Activity
Go through the material and copy every line in which "Commercial" appears.

*** Begin section ***

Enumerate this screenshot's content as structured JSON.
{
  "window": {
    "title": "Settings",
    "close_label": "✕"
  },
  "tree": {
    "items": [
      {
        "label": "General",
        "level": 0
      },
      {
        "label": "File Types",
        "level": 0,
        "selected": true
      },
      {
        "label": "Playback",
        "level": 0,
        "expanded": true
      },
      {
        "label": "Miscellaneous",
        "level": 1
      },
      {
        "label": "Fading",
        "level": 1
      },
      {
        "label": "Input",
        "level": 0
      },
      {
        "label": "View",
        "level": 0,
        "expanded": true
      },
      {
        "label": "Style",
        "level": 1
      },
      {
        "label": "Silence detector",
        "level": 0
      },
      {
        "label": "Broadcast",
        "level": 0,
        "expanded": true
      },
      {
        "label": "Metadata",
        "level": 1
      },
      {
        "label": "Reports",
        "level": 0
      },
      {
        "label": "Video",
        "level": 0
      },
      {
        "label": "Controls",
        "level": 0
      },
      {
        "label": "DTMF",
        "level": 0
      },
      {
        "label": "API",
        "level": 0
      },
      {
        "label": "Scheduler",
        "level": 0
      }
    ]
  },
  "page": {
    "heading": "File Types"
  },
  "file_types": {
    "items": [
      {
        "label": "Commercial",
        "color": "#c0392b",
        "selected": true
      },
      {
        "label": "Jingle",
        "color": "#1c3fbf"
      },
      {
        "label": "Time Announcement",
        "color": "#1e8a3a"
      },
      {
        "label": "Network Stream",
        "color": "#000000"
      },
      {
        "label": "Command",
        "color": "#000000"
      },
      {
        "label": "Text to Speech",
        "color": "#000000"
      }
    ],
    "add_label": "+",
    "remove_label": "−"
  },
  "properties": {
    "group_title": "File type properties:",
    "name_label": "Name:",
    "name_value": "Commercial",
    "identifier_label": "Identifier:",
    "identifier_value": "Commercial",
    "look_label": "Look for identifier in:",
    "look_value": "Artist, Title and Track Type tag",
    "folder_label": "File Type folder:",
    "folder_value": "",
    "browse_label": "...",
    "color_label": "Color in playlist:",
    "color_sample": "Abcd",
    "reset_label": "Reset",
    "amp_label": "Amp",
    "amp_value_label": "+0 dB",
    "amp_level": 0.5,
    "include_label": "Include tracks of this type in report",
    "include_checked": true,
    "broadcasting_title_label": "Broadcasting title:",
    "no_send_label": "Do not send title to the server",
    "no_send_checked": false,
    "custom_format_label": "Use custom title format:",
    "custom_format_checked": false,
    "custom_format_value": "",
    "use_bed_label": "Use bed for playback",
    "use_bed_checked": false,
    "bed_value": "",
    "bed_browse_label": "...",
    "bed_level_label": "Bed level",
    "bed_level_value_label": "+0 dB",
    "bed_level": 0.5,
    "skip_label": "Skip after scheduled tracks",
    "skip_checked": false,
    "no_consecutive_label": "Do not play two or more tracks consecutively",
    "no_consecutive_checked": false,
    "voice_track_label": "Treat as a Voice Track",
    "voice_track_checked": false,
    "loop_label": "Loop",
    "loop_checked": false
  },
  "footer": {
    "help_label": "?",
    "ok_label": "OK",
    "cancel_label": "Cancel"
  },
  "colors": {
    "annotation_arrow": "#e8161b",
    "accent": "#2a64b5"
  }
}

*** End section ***

Task solution
        "label": "Commercial",
    "name_value": "Commercial",
    "identifier_value": "Commercial",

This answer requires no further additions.